Website and app data records
──────────────────────────────

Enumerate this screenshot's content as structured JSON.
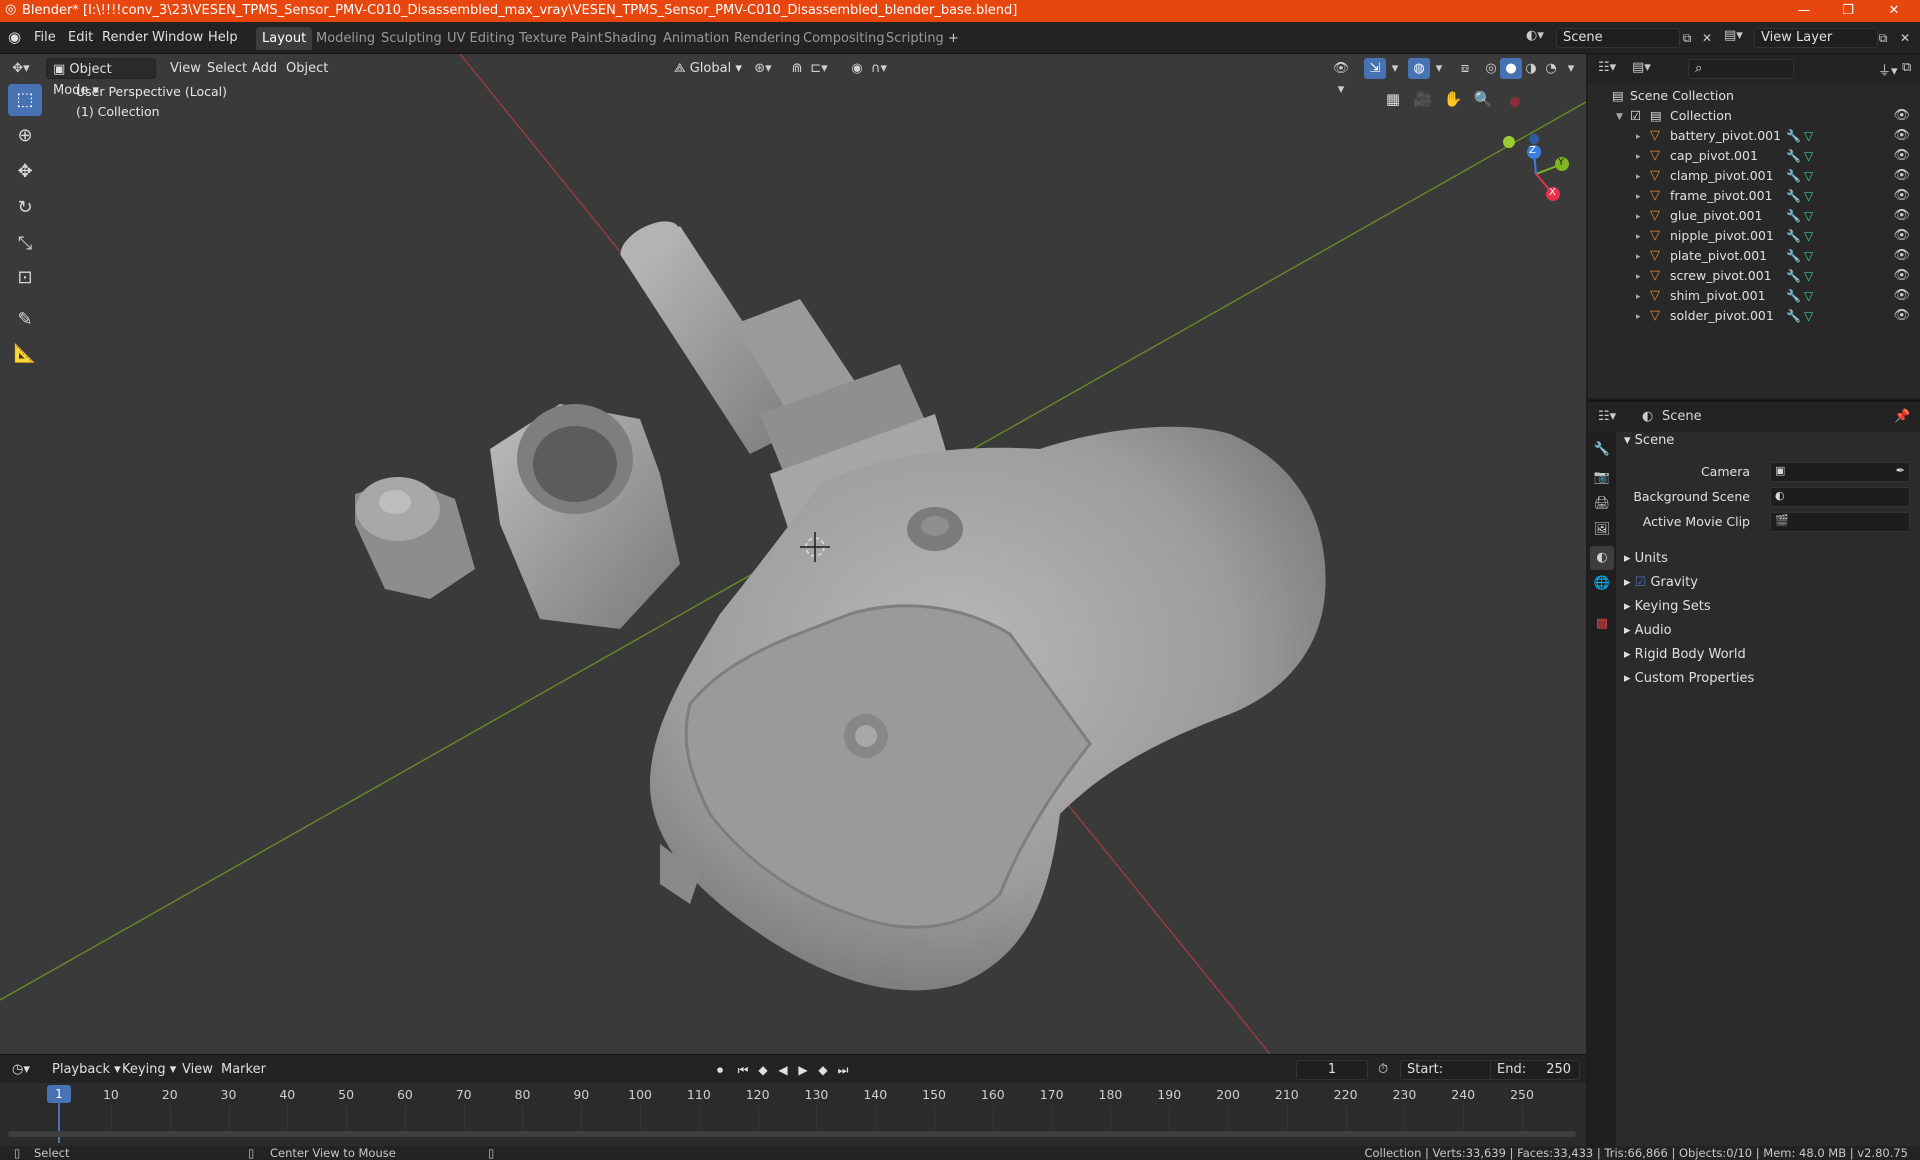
{
  "title_bar": {
    "title": "Blender* [I:\\!!!!conv_3\\23\\VESEN_TPMS_Sensor_PMV-C010_Disassembled_max_vray\\VESEN_TPMS_Sensor_PMV-C010_Disassembled_blender_base.blend]",
    "minimize": "—",
    "restore": "❐",
    "close": "✕"
  },
  "menu": {
    "file": "File",
    "edit": "Edit",
    "render": "Render",
    "window": "Window",
    "help": "Help"
  },
  "workspaces": [
    "Layout",
    "Modeling",
    "Sculpting",
    "UV Editing",
    "Texture Paint",
    "Shading",
    "Animation",
    "Rendering",
    "Compositing",
    "Scripting"
  ],
  "workspace_add": "+",
  "scene": {
    "name": "Scene",
    "view_layer": "View Layer"
  },
  "viewport": {
    "mode": "Object Mode",
    "menus": {
      "view": "View",
      "select": "Select",
      "add": "Add",
      "object": "Object"
    },
    "orientation": "Global",
    "info_line1": "User Perspective (Local)",
    "info_line2": "(1) Collection",
    "gizmo": {
      "x": "X",
      "y": "Y",
      "z": "Z"
    }
  },
  "outliner": {
    "root": "Scene Collection",
    "collection": "Collection",
    "items": [
      {
        "name": "battery_pivot.001"
      },
      {
        "name": "cap_pivot.001"
      },
      {
        "name": "clamp_pivot.001"
      },
      {
        "name": "frame_pivot.001"
      },
      {
        "name": "glue_pivot.001"
      },
      {
        "name": "nipple_pivot.001"
      },
      {
        "name": "plate_pivot.001"
      },
      {
        "name": "screw_pivot.001"
      },
      {
        "name": "shim_pivot.001"
      },
      {
        "name": "solder_pivot.001"
      }
    ]
  },
  "properties": {
    "header": "Scene",
    "section": "Scene",
    "camera_label": "Camera",
    "background_label": "Background Scene",
    "movie_clip_label": "Active Movie Clip",
    "panels": [
      "Units",
      "Gravity",
      "Keying Sets",
      "Audio",
      "Rigid Body World",
      "Custom Properties"
    ],
    "gravity_checked": true
  },
  "timeline": {
    "menus": {
      "playback": "Playback",
      "keying": "Keying",
      "view": "View",
      "marker": "Marker"
    },
    "current_frame": "1",
    "start_label": "Start:",
    "start": "1",
    "end_label": "End:",
    "end": "250",
    "ticks": [
      "10",
      "20",
      "30",
      "40",
      "50",
      "60",
      "70",
      "80",
      "90",
      "100",
      "110",
      "120",
      "130",
      "140",
      "150",
      "160",
      "170",
      "180",
      "190",
      "200",
      "210",
      "220",
      "230",
      "240",
      "250"
    ],
    "playhead": "1"
  },
  "status": {
    "select": "Select",
    "center": "Center View to Mouse",
    "stats": "Collection | Verts:33,639 | Faces:33,433 | Tris:66,866 | Objects:0/10 | Mem: 48.0 MB | v2.80.75"
  },
  "colors": {
    "accent": "#4772b3",
    "titlebar": "#e8460f",
    "axis_x": "#e5324a",
    "axis_y": "#7fb51f",
    "axis_z": "#3b7ee0"
  }
}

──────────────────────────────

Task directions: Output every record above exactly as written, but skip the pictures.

Exercise response:
Enumerate this screenshot's content as structured JSON.
{
  "title_bar": {
    "title": "Blender* [I:\\!!!!conv_3\\23\\VESEN_TPMS_Sensor_PMV-C010_Disassembled_max_vray\\VESEN_TPMS_Sensor_PMV-C010_Disassembled_blender_base.blend]",
    "minimize": "—",
    "restore": "❐",
    "close": "✕"
  },
  "menu": {
    "file": "File",
    "edit": "Edit",
    "render": "Render",
    "window": "Window",
    "help": "Help"
  },
  "workspaces": [
    "Layout",
    "Modeling",
    "Sculpting",
    "UV Editing",
    "Texture Paint",
    "Shading",
    "Animation",
    "Rendering",
    "Compositing",
    "Scripting"
  ],
  "workspace_add": "+",
  "scene": {
    "name": "Scene",
    "view_layer": "View Layer"
  },
  "viewport": {
    "mode": "Object Mode",
    "menus": {
      "view": "View",
      "select": "Select",
      "add": "Add",
      "object": "Object"
    },
    "orientation": "Global",
    "info_line1": "User Perspective (Local)",
    "info_line2": "(1) Collection",
    "gizmo": {
      "x": "X",
      "y": "Y",
      "z": "Z"
    }
  },
  "outliner": {
    "root": "Scene Collection",
    "collection": "Collection",
    "items": [
      {
        "name": "battery_pivot.001"
      },
      {
        "name": "cap_pivot.001"
      },
      {
        "name": "clamp_pivot.001"
      },
      {
        "name": "frame_pivot.001"
      },
      {
        "name": "glue_pivot.001"
      },
      {
        "name": "nipple_pivot.001"
      },
      {
        "name": "plate_pivot.001"
      },
      {
        "name": "screw_pivot.001"
      },
      {
        "name": "shim_pivot.001"
      },
      {
        "name": "solder_pivot.001"
      }
    ]
  },
  "properties": {
    "header": "Scene",
    "section": "Scene",
    "camera_label": "Camera",
    "background_label": "Background Scene",
    "movie_clip_label": "Active Movie Clip",
    "panels": [
      "Units",
      "Gravity",
      "Keying Sets",
      "Audio",
      "Rigid Body World",
      "Custom Properties"
    ],
    "gravity_checked": true
  },
  "timeline": {
    "menus": {
      "playback": "Playback",
      "keying": "Keying",
      "view": "View",
      "marker": "Marker"
    },
    "current_frame": "1",
    "start_label": "Start:",
    "start": "1",
    "end_label": "End:",
    "end": "250",
    "ticks": [
      "10",
      "20",
      "30",
      "40",
      "50",
      "60",
      "70",
      "80",
      "90",
      "100",
      "110",
      "120",
      "130",
      "140",
      "150",
      "160",
      "170",
      "180",
      "190",
      "200",
      "210",
      "220",
      "230",
      "240",
      "250"
    ],
    "playhead": "1"
  },
  "status": {
    "select": "Select",
    "center": "Center View to Mouse",
    "stats": "Collection | Verts:33,639 | Faces:33,433 | Tris:66,866 | Objects:0/10 | Mem: 48.0 MB | v2.80.75"
  },
  "colors": {
    "accent": "#4772b3",
    "titlebar": "#e8460f",
    "axis_x": "#e5324a",
    "axis_y": "#7fb51f",
    "axis_z": "#3b7ee0"
  }
}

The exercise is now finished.